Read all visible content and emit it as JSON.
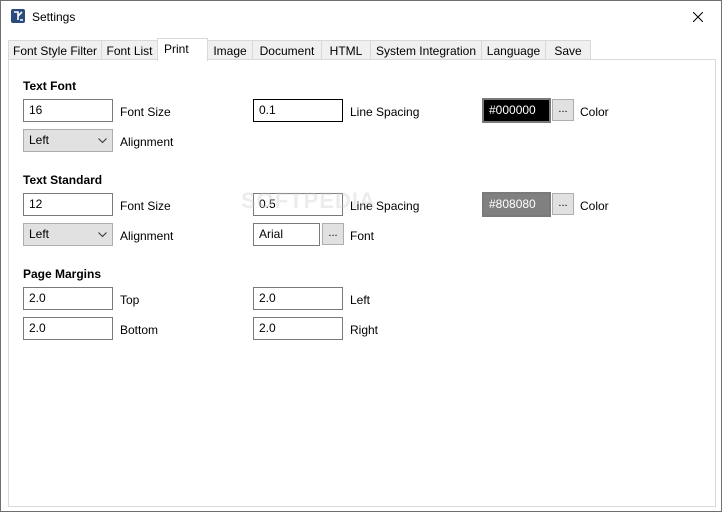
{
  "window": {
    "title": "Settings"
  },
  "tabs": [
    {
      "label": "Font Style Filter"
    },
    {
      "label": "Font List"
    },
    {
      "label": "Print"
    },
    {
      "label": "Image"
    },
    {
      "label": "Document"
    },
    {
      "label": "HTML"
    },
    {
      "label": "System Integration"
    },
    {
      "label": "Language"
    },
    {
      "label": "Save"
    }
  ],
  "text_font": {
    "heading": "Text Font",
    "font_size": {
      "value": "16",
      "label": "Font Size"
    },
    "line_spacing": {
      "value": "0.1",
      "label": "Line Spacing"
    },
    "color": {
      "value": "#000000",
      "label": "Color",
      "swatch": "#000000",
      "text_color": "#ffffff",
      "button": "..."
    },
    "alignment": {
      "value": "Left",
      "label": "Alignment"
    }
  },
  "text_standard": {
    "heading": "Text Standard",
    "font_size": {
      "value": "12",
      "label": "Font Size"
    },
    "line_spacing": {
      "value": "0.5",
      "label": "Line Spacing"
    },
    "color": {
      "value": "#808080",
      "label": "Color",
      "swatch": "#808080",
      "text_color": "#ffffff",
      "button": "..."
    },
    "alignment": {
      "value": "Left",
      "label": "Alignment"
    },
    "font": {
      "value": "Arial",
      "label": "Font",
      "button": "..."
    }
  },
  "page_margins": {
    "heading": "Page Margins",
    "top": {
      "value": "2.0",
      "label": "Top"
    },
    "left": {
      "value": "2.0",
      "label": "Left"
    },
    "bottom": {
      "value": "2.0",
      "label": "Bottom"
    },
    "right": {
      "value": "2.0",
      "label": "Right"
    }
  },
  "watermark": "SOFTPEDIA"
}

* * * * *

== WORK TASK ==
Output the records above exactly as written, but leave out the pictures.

== RESPONSE BOX ==
Read all visible content and emit it as JSON.
{
  "window": {
    "title": "Settings"
  },
  "tabs": [
    {
      "label": "Font Style Filter"
    },
    {
      "label": "Font List"
    },
    {
      "label": "Print"
    },
    {
      "label": "Image"
    },
    {
      "label": "Document"
    },
    {
      "label": "HTML"
    },
    {
      "label": "System Integration"
    },
    {
      "label": "Language"
    },
    {
      "label": "Save"
    }
  ],
  "text_font": {
    "heading": "Text Font",
    "font_size": {
      "value": "16",
      "label": "Font Size"
    },
    "line_spacing": {
      "value": "0.1",
      "label": "Line Spacing"
    },
    "color": {
      "value": "#000000",
      "label": "Color",
      "swatch": "#000000",
      "text_color": "#ffffff",
      "button": "..."
    },
    "alignment": {
      "value": "Left",
      "label": "Alignment"
    }
  },
  "text_standard": {
    "heading": "Text Standard",
    "font_size": {
      "value": "12",
      "label": "Font Size"
    },
    "line_spacing": {
      "value": "0.5",
      "label": "Line Spacing"
    },
    "color": {
      "value": "#808080",
      "label": "Color",
      "swatch": "#808080",
      "text_color": "#ffffff",
      "button": "..."
    },
    "alignment": {
      "value": "Left",
      "label": "Alignment"
    },
    "font": {
      "value": "Arial",
      "label": "Font",
      "button": "..."
    }
  },
  "page_margins": {
    "heading": "Page Margins",
    "top": {
      "value": "2.0",
      "label": "Top"
    },
    "left": {
      "value": "2.0",
      "label": "Left"
    },
    "bottom": {
      "value": "2.0",
      "label": "Bottom"
    },
    "right": {
      "value": "2.0",
      "label": "Right"
    }
  },
  "watermark": "SOFTPEDIA"
}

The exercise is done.